■ **ASSIGNMENT**
Can you write out the whole listing exactly?

■ **RECORDS SUPPLIED**
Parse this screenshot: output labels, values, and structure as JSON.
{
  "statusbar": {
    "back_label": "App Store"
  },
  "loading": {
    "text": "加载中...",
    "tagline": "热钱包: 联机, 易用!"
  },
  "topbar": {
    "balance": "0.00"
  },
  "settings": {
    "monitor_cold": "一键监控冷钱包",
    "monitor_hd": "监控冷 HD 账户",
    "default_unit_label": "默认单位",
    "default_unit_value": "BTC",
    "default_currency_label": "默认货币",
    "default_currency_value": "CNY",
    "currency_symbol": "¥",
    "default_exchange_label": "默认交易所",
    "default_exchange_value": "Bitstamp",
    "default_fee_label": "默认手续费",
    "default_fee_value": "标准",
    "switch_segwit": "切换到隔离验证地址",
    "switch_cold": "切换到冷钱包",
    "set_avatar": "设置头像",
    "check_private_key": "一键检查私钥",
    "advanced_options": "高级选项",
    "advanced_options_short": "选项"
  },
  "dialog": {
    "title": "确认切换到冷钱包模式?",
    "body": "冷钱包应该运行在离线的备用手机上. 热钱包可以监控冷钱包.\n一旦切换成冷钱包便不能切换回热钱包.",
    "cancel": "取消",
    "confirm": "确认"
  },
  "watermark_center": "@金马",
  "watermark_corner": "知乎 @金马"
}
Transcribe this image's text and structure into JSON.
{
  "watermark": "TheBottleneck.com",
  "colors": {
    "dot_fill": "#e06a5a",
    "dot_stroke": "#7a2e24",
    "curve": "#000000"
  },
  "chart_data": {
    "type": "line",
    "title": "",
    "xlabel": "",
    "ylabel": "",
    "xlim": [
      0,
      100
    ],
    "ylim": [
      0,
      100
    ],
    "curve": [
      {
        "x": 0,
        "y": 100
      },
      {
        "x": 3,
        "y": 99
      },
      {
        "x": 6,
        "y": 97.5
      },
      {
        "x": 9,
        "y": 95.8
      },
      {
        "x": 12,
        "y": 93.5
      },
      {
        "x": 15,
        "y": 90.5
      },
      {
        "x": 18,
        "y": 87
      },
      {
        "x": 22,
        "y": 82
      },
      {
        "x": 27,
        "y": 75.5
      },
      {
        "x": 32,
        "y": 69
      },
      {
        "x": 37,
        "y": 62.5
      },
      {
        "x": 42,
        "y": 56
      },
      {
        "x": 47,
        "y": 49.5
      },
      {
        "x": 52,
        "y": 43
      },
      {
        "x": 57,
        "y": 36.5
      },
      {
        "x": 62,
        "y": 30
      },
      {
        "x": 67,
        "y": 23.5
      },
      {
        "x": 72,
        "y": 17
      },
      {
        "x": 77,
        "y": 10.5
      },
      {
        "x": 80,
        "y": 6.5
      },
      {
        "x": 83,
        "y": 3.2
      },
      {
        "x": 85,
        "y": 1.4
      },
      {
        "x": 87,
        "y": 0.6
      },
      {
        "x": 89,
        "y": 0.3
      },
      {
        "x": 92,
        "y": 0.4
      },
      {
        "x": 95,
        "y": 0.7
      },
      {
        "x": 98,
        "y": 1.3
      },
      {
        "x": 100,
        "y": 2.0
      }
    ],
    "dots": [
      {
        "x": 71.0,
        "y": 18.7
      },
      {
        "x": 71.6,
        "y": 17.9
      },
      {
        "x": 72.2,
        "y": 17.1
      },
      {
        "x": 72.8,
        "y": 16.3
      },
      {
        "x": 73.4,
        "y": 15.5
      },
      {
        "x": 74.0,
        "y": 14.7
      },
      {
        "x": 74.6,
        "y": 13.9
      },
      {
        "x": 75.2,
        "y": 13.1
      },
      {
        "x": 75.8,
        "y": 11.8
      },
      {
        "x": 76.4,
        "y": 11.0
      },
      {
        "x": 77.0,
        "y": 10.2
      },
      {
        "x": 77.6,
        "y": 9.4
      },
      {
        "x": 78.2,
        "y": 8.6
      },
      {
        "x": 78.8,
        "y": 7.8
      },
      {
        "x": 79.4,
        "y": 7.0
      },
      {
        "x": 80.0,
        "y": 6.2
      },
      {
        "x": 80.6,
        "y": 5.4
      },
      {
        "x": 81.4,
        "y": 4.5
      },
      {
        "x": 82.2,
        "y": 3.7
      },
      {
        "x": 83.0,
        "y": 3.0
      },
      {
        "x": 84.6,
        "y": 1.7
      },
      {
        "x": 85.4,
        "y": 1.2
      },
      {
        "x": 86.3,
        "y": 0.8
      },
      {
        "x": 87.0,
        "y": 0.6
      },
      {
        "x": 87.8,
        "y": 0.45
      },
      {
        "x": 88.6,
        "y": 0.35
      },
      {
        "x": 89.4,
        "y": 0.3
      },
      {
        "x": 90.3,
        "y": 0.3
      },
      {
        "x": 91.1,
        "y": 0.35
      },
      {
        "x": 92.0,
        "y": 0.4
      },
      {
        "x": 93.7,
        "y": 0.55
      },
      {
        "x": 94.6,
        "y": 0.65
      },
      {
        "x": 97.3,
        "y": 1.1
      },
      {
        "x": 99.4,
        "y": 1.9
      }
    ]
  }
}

■ **SOLUTION TO THIS PROBLEM**
Parse this screenshot: output labels, values, and structure as JSON.
{
  "statusbar": {
    "back_label": "App Store"
  },
  "loading": {
    "text": "加载中...",
    "tagline": "热钱包: 联机, 易用!"
  },
  "topbar": {
    "balance": "0.00"
  },
  "settings": {
    "monitor_cold": "一键监控冷钱包",
    "monitor_hd": "监控冷 HD 账户",
    "default_unit_label": "默认单位",
    "default_unit_value": "BTC",
    "default_currency_label": "默认货币",
    "default_currency_value": "CNY",
    "currency_symbol": "¥",
    "default_exchange_label": "默认交易所",
    "default_exchange_value": "Bitstamp",
    "default_fee_label": "默认手续费",
    "default_fee_value": "标准",
    "switch_segwit": "切换到隔离验证地址",
    "switch_cold": "切换到冷钱包",
    "set_avatar": "设置头像",
    "check_private_key": "一键检查私钥",
    "advanced_options": "高级选项",
    "advanced_options_short": "选项"
  },
  "dialog": {
    "title": "确认切换到冷钱包模式?",
    "body": "冷钱包应该运行在离线的备用手机上. 热钱包可以监控冷钱包.\n一旦切换成冷钱包便不能切换回热钱包.",
    "cancel": "取消",
    "confirm": "确认"
  },
  "watermark_center": "@金马",
  "watermark_corner": "知乎 @金马"
}
Transcribe this image's text and structure into JSON.
{
  "watermark": "TheBottleneck.com",
  "colors": {
    "dot_fill": "#e06a5a",
    "dot_stroke": "#7a2e24",
    "curve": "#000000"
  },
  "chart_data": {
    "type": "line",
    "title": "",
    "xlabel": "",
    "ylabel": "",
    "xlim": [
      0,
      100
    ],
    "ylim": [
      0,
      100
    ],
    "curve": [
      {
        "x": 0,
        "y": 100
      },
      {
        "x": 3,
        "y": 99
      },
      {
        "x": 6,
        "y": 97.5
      },
      {
        "x": 9,
        "y": 95.8
      },
      {
        "x": 12,
        "y": 93.5
      },
      {
        "x": 15,
        "y": 90.5
      },
      {
        "x": 18,
        "y": 87
      },
      {
        "x": 22,
        "y": 82
      },
      {
        "x": 27,
        "y": 75.5
      },
      {
        "x": 32,
        "y": 69
      },
      {
        "x": 37,
        "y": 62.5
      },
      {
        "x": 42,
        "y": 56
      },
      {
        "x": 47,
        "y": 49.5
      },
      {
        "x": 52,
        "y": 43
      },
      {
        "x": 57,
        "y": 36.5
      },
      {
        "x": 62,
        "y": 30
      },
      {
        "x": 67,
        "y": 23.5
      },
      {
        "x": 72,
        "y": 17
      },
      {
        "x": 77,
        "y": 10.5
      },
      {
        "x": 80,
        "y": 6.5
      },
      {
        "x": 83,
        "y": 3.2
      },
      {
        "x": 85,
        "y": 1.4
      },
      {
        "x": 87,
        "y": 0.6
      },
      {
        "x": 89,
        "y": 0.3
      },
      {
        "x": 92,
        "y": 0.4
      },
      {
        "x": 95,
        "y": 0.7
      },
      {
        "x": 98,
        "y": 1.3
      },
      {
        "x": 100,
        "y": 2.0
      }
    ],
    "dots": [
      {
        "x": 71.0,
        "y": 18.7
      },
      {
        "x": 71.6,
        "y": 17.9
      },
      {
        "x": 72.2,
        "y": 17.1
      },
      {
        "x": 72.8,
        "y": 16.3
      },
      {
        "x": 73.4,
        "y": 15.5
      },
      {
        "x": 74.0,
        "y": 14.7
      },
      {
        "x": 74.6,
        "y": 13.9
      },
      {
        "x": 75.2,
        "y": 13.1
      },
      {
        "x": 75.8,
        "y": 11.8
      },
      {
        "x": 76.4,
        "y": 11.0
      },
      {
        "x": 77.0,
        "y": 10.2
      },
      {
        "x": 77.6,
        "y": 9.4
      },
      {
        "x": 78.2,
        "y": 8.6
      },
      {
        "x": 78.8,
        "y": 7.8
      },
      {
        "x": 79.4,
        "y": 7.0
      },
      {
        "x": 80.0,
        "y": 6.2
      },
      {
        "x": 80.6,
        "y": 5.4
      },
      {
        "x": 81.4,
        "y": 4.5
      },
      {
        "x": 82.2,
        "y": 3.7
      },
      {
        "x": 83.0,
        "y": 3.0
      },
      {
        "x": 84.6,
        "y": 1.7
      },
      {
        "x": 85.4,
        "y": 1.2
      },
      {
        "x": 86.3,
        "y": 0.8
      },
      {
        "x": 87.0,
        "y": 0.6
      },
      {
        "x": 87.8,
        "y": 0.45
      },
      {
        "x": 88.6,
        "y": 0.35
      },
      {
        "x": 89.4,
        "y": 0.3
      },
      {
        "x": 90.3,
        "y": 0.3
      },
      {
        "x": 91.1,
        "y": 0.35
      },
      {
        "x": 92.0,
        "y": 0.4
      },
      {
        "x": 93.7,
        "y": 0.55
      },
      {
        "x": 94.6,
        "y": 0.65
      },
      {
        "x": 97.3,
        "y": 1.1
      },
      {
        "x": 99.4,
        "y": 1.9
      }
    ]
  }
}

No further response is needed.